_Your assignment_
Your answer must be the records below, printed exactly.

---

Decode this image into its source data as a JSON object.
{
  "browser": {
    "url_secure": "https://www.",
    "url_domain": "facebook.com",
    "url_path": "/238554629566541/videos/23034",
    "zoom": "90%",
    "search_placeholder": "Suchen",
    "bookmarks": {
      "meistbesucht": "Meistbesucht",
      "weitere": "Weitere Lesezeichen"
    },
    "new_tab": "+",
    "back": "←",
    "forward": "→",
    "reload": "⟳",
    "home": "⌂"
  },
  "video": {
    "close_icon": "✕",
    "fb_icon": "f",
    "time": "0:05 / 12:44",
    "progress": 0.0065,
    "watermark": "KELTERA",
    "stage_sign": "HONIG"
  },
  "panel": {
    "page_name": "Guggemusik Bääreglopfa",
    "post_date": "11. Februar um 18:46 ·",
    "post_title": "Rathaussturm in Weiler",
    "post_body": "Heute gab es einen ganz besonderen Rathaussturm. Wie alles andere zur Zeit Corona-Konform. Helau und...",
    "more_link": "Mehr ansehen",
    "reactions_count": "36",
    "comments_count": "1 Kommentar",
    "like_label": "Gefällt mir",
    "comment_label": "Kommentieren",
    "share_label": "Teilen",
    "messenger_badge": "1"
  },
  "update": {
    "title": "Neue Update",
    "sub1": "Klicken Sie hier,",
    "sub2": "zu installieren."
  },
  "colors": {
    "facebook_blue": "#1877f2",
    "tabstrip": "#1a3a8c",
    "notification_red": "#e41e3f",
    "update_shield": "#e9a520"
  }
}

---

_Answer area_
Decode this image into its source data as a JSON object.
{
  "browser": {
    "url_secure": "https://www.",
    "url_domain": "facebook.com",
    "url_path": "/238554629566541/videos/23034",
    "zoom": "90%",
    "search_placeholder": "Suchen",
    "bookmarks": {
      "meistbesucht": "Meistbesucht",
      "weitere": "Weitere Lesezeichen"
    },
    "new_tab": "+",
    "back": "←",
    "forward": "→",
    "reload": "⟳",
    "home": "⌂"
  },
  "video": {
    "close_icon": "✕",
    "fb_icon": "f",
    "time": "0:05 / 12:44",
    "progress": 0.0065,
    "watermark": "KELTERA",
    "stage_sign": "HONIG"
  },
  "panel": {
    "page_name": "Guggemusik Bääreglopfa",
    "post_date": "11. Februar um 18:46 ·",
    "post_title": "Rathaussturm in Weiler",
    "post_body": "Heute gab es einen ganz besonderen Rathaussturm. Wie alles andere zur Zeit Corona-Konform. Helau und...",
    "more_link": "Mehr ansehen",
    "reactions_count": "36",
    "comments_count": "1 Kommentar",
    "like_label": "Gefällt mir",
    "comment_label": "Kommentieren",
    "share_label": "Teilen",
    "messenger_badge": "1"
  },
  "update": {
    "title": "Neue Update",
    "sub1": "Klicken Sie hier,",
    "sub2": "zu installieren."
  },
  "colors": {
    "facebook_blue": "#1877f2",
    "tabstrip": "#1a3a8c",
    "notification_red": "#e41e3f",
    "update_shield": "#e9a520"
  }
}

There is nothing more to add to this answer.